- [Your goal]
Wherever the word "videomatriaal" occurs in the listing below, copy that whole line.
*****
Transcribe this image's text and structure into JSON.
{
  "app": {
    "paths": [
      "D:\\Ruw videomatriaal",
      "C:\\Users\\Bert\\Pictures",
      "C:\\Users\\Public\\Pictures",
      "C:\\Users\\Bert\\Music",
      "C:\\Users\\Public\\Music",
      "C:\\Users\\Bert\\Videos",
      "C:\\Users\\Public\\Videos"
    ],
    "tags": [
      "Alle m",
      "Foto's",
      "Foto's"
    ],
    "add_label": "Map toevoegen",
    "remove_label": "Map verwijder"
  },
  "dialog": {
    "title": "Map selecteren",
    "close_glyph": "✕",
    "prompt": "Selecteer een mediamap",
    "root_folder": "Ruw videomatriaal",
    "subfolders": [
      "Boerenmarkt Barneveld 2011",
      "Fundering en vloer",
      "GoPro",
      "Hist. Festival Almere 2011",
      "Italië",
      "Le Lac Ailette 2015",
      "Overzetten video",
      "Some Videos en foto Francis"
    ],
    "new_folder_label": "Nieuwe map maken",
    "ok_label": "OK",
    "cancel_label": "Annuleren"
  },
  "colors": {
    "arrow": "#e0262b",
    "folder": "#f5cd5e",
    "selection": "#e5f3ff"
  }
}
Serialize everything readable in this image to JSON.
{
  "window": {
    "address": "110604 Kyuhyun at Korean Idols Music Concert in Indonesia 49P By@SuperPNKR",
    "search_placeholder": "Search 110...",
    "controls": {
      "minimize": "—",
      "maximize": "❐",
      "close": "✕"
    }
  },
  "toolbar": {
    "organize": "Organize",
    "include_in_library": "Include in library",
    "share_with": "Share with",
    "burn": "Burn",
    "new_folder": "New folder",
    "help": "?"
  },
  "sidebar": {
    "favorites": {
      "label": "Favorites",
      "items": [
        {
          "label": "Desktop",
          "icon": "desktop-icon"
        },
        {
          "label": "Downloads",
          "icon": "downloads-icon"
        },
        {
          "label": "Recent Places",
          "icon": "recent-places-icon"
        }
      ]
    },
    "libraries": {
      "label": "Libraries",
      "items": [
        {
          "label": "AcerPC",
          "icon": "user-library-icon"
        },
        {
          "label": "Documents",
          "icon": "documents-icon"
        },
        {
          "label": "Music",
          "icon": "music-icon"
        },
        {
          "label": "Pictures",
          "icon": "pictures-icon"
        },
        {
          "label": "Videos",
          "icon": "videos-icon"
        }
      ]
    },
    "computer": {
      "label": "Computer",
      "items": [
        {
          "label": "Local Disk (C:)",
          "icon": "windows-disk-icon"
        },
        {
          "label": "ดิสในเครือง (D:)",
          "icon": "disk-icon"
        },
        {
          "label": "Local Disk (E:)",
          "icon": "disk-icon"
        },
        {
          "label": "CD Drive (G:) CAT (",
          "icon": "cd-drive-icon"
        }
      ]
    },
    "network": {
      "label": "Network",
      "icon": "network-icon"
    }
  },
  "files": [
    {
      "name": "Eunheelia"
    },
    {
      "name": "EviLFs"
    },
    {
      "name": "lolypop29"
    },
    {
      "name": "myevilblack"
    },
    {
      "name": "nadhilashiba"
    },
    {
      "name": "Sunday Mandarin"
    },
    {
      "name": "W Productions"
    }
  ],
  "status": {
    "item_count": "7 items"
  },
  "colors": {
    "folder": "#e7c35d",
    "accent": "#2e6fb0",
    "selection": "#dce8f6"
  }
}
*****
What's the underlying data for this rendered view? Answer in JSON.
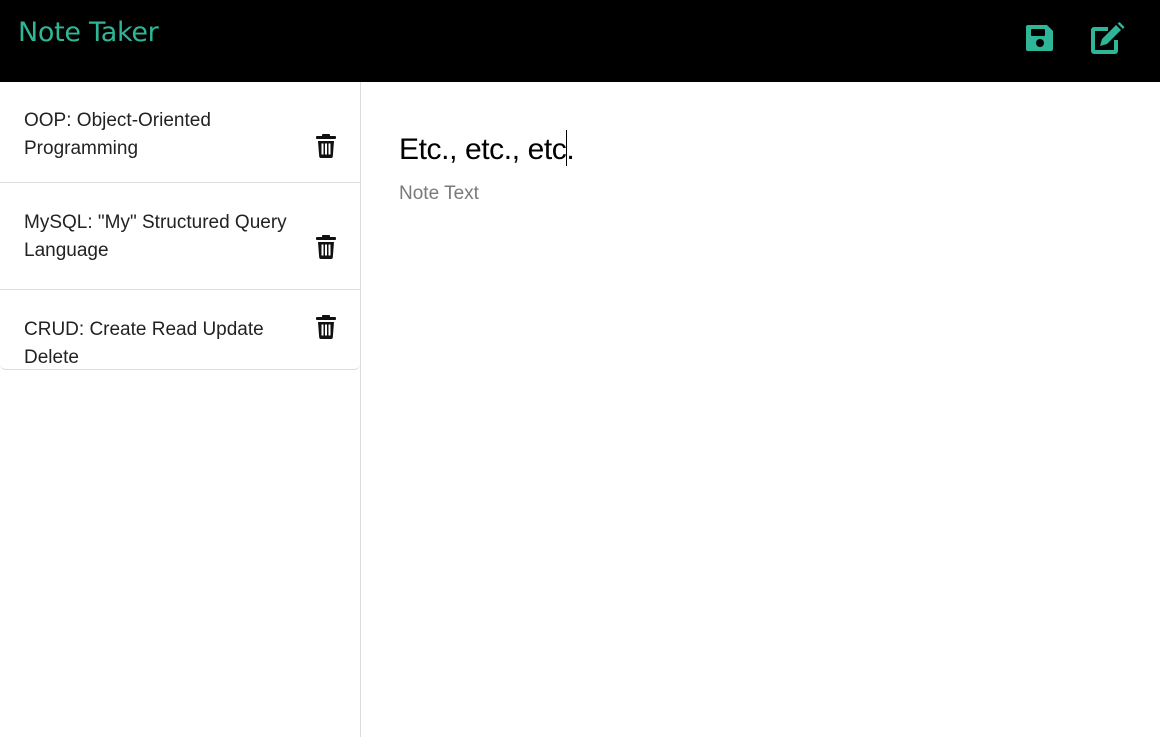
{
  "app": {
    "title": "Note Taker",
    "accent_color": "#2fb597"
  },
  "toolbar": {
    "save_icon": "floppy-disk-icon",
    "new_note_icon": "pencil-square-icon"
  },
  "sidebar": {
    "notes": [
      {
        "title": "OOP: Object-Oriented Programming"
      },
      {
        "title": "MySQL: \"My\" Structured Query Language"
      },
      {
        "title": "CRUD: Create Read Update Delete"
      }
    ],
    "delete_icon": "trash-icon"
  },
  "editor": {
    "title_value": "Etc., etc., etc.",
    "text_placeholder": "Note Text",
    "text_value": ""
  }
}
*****
- [Exercise solution]
      "D:\\Ruw videomatriaal",
    "root_folder": "Ruw videomatriaal",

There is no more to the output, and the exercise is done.